Cara McKenna on why she didn’t have a Hard Time setting an erotic romance in a prison . . .
I couldn’t tell you precisely when I knew I wanted to write a book about a convicted felon, only that it was a year or more before I ever thought to pitch the idea to my editor. It was a vague sort of wish-list idea, jotted down on my mental notepad and left to sit around in a dusty corner of my head while I attended to contracted projects.
As I’d first envisioned it, the romance would be a purely epistolary one, comprised solely of letters between an inmate and a woman on the outside—a correspondence born of both curiosity and caution, then steadily evolving into something more intense and explicit, and always a touch dangerous. Though I never articulated it to myself, I had imagined that it would be a passionate but doomed affair, the felon serving a life sentence and having no chance at parole (and guilty of his crime, as well.) Loads of longing and hollow hope, leaving it to the reader to imagine what might have happened if the two had been able to be together, that sort of thing—more lit fic than a true romance.

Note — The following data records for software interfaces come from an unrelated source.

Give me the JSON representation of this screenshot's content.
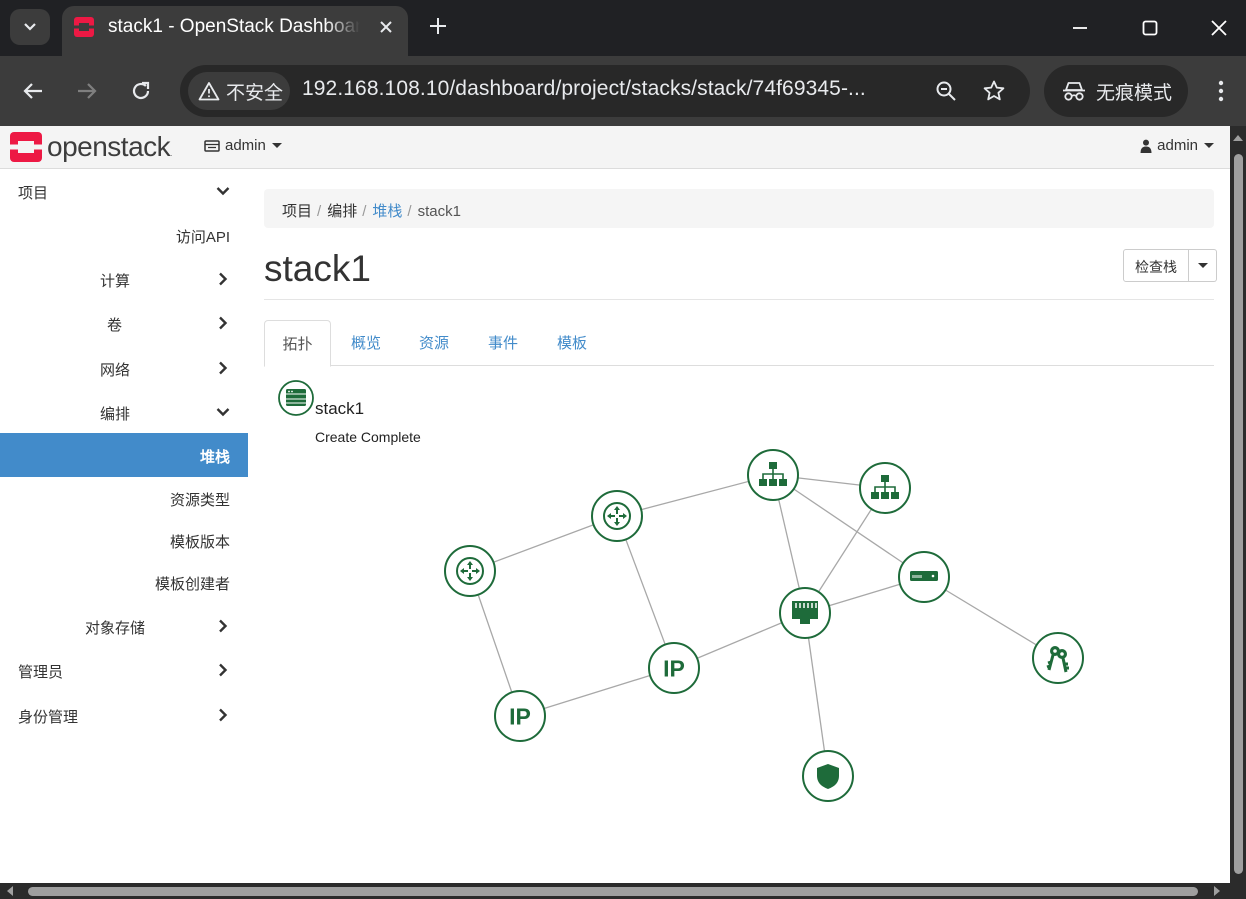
{
  "browser": {
    "tab_title": "stack1 - OpenStack Dashboard",
    "security_label": "不安全",
    "url": "192.168.108.10/dashboard/project/stacks/stack/74f69345-...",
    "incognito_label": "无痕模式"
  },
  "topnav": {
    "logo_text": "openstack",
    "logo_reg": ".",
    "project": "admin",
    "user": "admin"
  },
  "sidebar": {
    "items": [
      {
        "label": "项目",
        "chevron": "down"
      },
      {
        "label": "访问API",
        "chevron": ""
      },
      {
        "label": "计算",
        "chevron": "right"
      },
      {
        "label": "卷",
        "chevron": "right"
      },
      {
        "label": "网络",
        "chevron": "right"
      },
      {
        "label": "编排",
        "chevron": "down"
      },
      {
        "label": "堆栈",
        "chevron": "",
        "active": true
      },
      {
        "label": "资源类型",
        "chevron": ""
      },
      {
        "label": "模板版本",
        "chevron": ""
      },
      {
        "label": "模板创建者",
        "chevron": ""
      },
      {
        "label": "对象存储",
        "chevron": "right"
      },
      {
        "label": "管理员",
        "chevron": "right"
      },
      {
        "label": "身份管理",
        "chevron": "right"
      }
    ]
  },
  "breadcrumb": {
    "items": [
      "项目",
      "编排",
      "堆栈",
      "stack1"
    ]
  },
  "page": {
    "title": "stack1",
    "check_button": "检查栈"
  },
  "tabs": [
    {
      "label": "拓扑",
      "active": true
    },
    {
      "label": "概览",
      "active": false
    },
    {
      "label": "资源",
      "active": false
    },
    {
      "label": "事件",
      "active": false
    },
    {
      "label": "模板",
      "active": false
    }
  ],
  "stack_info": {
    "name": "stack1",
    "status": "Create Complete"
  },
  "topology": {
    "color": "#1e6b3a",
    "nodes": [
      {
        "id": "router1",
        "icon": "router-icon"
      },
      {
        "id": "router2",
        "icon": "router-icon"
      },
      {
        "id": "net1",
        "icon": "network-icon"
      },
      {
        "id": "net2",
        "icon": "network-icon"
      },
      {
        "id": "port",
        "icon": "port-icon"
      },
      {
        "id": "server",
        "icon": "server-icon"
      },
      {
        "id": "ip1",
        "icon": "floating-ip-icon",
        "text": "IP"
      },
      {
        "id": "ip2",
        "icon": "floating-ip-icon",
        "text": "IP"
      },
      {
        "id": "keypair",
        "icon": "keys-icon"
      },
      {
        "id": "secgroup",
        "icon": "security-group-icon"
      }
    ],
    "links": [
      [
        "router1",
        "router2"
      ],
      [
        "router1",
        "ip2"
      ],
      [
        "router2",
        "net1"
      ],
      [
        "router2",
        "ip1"
      ],
      [
        "net1",
        "net2"
      ],
      [
        "net1",
        "server"
      ],
      [
        "net1",
        "port"
      ],
      [
        "net2",
        "port"
      ],
      [
        "port",
        "server"
      ],
      [
        "port",
        "ip1"
      ],
      [
        "port",
        "secgroup"
      ],
      [
        "ip1",
        "ip2"
      ],
      [
        "server",
        "keypair"
      ]
    ]
  }
}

More of a concept piece than the novel that little seed ultimately grew into.
Last autumn I’d been struggling to come up with an idea that really clicked for my next book, the third of a three-book contract. I’d been wanting to revisit Darren, Michigan—the struggling Rust Belt city I created for an earlier story, After Hours—and had been wondering what sort of sub-setting I could use. After Hours was set on a locked psychiatric ward (I love grim, institutional stories, whatever that says about me.) Cousins Correctional Facility already existed in that world; many of its inmates wound up at the psychiatric hospital. The moment I realized I could set this new book in a prison, I was instantly infatuated with the notion. (Readers who are familiar with my backlist may have noticed that my heroes are often pretty pent-up, not having gotten laid in a while for a variety of reasons, so writing one who’s been locked up for five years…? Right up my weird alley.)
It took a little effort to convince my then-editor that a story about a felon could be sexy, as opposed to plain old scary, but in the end, I think my naked obsession with the idea swayed her. At least enough to run it by the editorial director, who thankfully shared my enthusiasm.
There’s a point in Hard Time, about halfway through the book, where the heroine discovers that the hero is about to be paroled. (She’s an outreach librarian, in charge of the prison’s literacy program.) By then they’ve been interacting cordially in public and exchanging secret, heated letters for months, but she’s suddenly faced with a reality she hadn’t anticipated. Every worry she has—Is he really as good a man as he seems? Is he dangerous? Is it wise to try to pursue him in the larger world? Will our heat even translate into a kiss, and beyond?
These are some of the same worries I had, myself. Or perhaps more pointedly, Can I pull this off? Will readers stand by this heroine, if she chooses to pursue a romance with a felon with a heinous crime in his past? Will readers feel the depth and strength of her infatuation and understand her decisions, or condemn her as an unforgivable fool?
Well, Hard Timee is out now, and I’m sure readers are falling into both of those camps. It’s not the easiest romance, certainly, but I hope some readers will enjoy that about it, and embrace the contentiousness. Many questionable decisions dot the paths of both characters’ lives before they ever meet and embark on their risky love affair, and writing it was a bit of a risk in itself.
I can say already, however, that the risk has paid off, at least for me—few books have been such a joy to create.
Cara McKenna writes contemporary romance and smart erotica, sometimes under the name Meg Maguire, and has sold more than thirty-five novels and novellas to Penguin, Piatkus, Harlequin, Samhain and Signet Eclipse. She’s known for writing no-nonsense, working-class heroes with capable hands and lousy grammar. She was a 2010 Golden Heart finalist, and a three-time Romantic Times Reviewers’ Choice Award nominee. Cara writes full-time and lives in the Pacific Northwest with her own bearded hero.